▶ [Assignment] In the entries below, how many lines contain the string "Марка"? State the number and nothing else.

▶ [Study material]
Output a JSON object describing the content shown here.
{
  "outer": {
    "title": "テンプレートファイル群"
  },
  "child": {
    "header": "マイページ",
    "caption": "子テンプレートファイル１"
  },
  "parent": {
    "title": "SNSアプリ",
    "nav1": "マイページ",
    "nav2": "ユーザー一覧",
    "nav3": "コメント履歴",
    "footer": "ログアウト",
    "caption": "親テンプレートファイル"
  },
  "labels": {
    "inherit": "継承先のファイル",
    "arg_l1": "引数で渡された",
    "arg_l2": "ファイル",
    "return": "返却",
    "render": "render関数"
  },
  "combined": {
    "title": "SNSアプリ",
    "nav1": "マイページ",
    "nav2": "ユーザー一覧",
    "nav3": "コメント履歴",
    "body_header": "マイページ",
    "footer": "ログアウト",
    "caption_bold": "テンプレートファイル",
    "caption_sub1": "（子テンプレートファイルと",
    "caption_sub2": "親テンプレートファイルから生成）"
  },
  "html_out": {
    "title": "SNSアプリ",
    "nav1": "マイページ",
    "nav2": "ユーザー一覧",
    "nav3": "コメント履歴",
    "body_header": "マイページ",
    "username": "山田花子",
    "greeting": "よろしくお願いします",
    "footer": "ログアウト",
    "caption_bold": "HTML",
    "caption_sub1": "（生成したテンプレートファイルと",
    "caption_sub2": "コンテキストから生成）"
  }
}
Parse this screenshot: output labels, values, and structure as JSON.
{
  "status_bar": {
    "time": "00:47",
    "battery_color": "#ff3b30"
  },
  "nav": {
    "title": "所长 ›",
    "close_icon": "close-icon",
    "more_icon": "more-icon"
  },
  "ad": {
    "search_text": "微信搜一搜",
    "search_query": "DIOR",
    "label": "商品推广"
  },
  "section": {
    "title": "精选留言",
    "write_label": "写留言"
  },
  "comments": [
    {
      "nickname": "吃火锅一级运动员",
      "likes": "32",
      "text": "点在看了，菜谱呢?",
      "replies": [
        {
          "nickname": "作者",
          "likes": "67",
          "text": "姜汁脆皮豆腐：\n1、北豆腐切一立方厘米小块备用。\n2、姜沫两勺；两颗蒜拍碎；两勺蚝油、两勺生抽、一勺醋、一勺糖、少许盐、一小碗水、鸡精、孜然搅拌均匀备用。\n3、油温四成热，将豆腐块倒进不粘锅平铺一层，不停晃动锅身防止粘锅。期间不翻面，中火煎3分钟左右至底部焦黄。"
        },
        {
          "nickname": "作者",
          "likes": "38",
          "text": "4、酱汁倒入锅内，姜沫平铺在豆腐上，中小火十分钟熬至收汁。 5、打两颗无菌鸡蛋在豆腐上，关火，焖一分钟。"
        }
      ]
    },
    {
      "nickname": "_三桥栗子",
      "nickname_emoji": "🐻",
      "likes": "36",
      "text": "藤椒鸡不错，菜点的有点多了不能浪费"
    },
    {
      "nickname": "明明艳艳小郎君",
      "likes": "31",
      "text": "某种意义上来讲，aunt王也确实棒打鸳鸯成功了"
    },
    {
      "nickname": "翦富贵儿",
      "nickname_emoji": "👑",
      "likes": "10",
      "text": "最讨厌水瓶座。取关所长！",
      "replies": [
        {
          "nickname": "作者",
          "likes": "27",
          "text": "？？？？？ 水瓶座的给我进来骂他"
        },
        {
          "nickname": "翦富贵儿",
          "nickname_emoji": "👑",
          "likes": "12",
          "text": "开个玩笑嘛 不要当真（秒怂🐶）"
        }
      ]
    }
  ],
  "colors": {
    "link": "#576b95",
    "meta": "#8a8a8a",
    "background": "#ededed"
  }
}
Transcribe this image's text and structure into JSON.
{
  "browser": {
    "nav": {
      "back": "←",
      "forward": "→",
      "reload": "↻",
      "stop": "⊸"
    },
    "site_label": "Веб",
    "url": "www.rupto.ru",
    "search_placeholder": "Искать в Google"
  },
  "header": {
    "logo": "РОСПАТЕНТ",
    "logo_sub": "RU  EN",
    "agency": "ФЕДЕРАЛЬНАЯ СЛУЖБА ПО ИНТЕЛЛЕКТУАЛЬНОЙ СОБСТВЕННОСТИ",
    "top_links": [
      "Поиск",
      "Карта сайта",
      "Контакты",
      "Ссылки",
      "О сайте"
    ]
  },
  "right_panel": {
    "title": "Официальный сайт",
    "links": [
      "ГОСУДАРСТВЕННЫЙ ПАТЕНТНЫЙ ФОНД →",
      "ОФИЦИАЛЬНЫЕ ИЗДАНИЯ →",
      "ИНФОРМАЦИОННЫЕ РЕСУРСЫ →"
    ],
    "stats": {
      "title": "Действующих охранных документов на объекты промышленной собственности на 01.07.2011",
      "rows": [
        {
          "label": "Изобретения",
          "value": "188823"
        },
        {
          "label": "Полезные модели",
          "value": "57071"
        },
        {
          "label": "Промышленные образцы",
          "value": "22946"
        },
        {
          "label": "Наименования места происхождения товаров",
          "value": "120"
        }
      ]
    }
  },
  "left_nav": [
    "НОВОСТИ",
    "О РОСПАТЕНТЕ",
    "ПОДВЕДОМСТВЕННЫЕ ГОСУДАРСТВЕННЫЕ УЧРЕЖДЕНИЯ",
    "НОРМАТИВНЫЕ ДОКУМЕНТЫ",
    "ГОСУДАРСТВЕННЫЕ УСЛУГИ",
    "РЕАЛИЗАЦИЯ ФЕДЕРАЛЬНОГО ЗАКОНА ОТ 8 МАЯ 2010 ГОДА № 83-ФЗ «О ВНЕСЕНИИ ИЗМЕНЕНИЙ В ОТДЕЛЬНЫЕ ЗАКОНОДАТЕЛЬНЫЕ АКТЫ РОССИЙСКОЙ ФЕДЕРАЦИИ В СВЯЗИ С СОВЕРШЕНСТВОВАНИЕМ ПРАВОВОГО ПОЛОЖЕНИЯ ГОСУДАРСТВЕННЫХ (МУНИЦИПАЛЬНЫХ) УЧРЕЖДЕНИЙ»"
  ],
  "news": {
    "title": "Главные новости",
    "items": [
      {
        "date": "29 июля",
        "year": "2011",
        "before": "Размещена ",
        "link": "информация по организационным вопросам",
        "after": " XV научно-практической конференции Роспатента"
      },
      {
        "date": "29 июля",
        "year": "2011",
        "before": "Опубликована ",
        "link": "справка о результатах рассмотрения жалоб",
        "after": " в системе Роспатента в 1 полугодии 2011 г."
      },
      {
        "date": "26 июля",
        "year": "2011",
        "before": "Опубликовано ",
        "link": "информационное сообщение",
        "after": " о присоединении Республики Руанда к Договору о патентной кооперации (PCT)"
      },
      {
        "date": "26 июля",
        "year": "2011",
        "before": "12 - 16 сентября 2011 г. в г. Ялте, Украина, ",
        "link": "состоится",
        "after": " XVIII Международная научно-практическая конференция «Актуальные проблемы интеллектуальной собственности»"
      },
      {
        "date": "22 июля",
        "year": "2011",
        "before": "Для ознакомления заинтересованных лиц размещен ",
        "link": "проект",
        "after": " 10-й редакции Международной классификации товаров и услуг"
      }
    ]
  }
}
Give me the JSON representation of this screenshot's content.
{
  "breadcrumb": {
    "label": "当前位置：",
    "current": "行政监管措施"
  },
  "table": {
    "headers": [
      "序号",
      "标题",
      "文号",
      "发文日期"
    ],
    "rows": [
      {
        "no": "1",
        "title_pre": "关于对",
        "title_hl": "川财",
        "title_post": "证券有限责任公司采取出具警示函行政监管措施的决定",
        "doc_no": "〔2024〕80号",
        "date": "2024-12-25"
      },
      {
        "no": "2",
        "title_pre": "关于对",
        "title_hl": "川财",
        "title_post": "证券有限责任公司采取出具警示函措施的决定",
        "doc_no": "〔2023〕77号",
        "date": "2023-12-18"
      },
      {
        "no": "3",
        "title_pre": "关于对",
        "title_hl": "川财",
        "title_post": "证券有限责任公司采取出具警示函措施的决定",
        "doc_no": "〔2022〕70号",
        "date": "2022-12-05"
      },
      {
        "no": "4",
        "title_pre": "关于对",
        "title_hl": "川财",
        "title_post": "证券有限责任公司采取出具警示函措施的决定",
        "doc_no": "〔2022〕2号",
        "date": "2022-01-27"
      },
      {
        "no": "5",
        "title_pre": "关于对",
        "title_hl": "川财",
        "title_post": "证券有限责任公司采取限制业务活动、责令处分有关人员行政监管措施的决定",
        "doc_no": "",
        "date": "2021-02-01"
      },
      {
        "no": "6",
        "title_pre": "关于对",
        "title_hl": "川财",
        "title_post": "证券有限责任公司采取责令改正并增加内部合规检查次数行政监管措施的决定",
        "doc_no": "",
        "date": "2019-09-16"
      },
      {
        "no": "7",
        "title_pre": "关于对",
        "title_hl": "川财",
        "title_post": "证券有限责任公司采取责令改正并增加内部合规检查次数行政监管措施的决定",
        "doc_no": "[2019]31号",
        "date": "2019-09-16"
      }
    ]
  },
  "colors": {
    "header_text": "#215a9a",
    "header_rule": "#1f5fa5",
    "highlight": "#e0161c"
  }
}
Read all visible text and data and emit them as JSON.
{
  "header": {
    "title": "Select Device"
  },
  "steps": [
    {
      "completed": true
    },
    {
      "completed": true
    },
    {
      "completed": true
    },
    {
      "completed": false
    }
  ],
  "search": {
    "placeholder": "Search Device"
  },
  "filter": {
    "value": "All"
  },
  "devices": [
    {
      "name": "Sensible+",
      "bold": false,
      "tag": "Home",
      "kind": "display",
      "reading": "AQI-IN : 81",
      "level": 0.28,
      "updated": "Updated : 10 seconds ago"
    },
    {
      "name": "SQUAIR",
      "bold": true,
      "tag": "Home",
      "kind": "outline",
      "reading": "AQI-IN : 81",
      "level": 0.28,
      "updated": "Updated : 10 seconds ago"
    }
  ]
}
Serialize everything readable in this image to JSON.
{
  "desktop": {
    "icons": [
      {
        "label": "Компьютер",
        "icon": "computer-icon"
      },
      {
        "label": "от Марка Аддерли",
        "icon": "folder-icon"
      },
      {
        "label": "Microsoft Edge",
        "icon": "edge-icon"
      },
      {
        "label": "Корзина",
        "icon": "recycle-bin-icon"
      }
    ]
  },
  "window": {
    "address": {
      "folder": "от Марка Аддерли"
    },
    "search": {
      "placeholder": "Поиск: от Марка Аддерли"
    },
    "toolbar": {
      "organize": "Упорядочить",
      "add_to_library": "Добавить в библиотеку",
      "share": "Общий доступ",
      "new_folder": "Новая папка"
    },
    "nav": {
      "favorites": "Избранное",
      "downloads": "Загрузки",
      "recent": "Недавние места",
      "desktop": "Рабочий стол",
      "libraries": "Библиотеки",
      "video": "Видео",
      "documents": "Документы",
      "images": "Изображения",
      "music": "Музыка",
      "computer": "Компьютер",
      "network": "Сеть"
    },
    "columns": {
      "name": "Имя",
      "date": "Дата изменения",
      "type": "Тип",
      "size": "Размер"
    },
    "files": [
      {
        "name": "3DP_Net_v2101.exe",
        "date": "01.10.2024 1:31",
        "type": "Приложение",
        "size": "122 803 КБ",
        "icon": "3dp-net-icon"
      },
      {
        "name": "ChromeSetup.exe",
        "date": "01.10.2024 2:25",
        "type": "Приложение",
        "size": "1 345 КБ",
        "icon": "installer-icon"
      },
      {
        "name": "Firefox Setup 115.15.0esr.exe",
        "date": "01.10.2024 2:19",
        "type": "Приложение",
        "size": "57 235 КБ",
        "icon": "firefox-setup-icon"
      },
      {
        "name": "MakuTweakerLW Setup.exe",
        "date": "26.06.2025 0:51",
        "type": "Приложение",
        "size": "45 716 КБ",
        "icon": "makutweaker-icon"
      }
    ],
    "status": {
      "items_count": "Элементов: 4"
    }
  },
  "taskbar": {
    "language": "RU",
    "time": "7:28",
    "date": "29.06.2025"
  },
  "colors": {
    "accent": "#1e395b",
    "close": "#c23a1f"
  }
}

▶ [Task answer] 3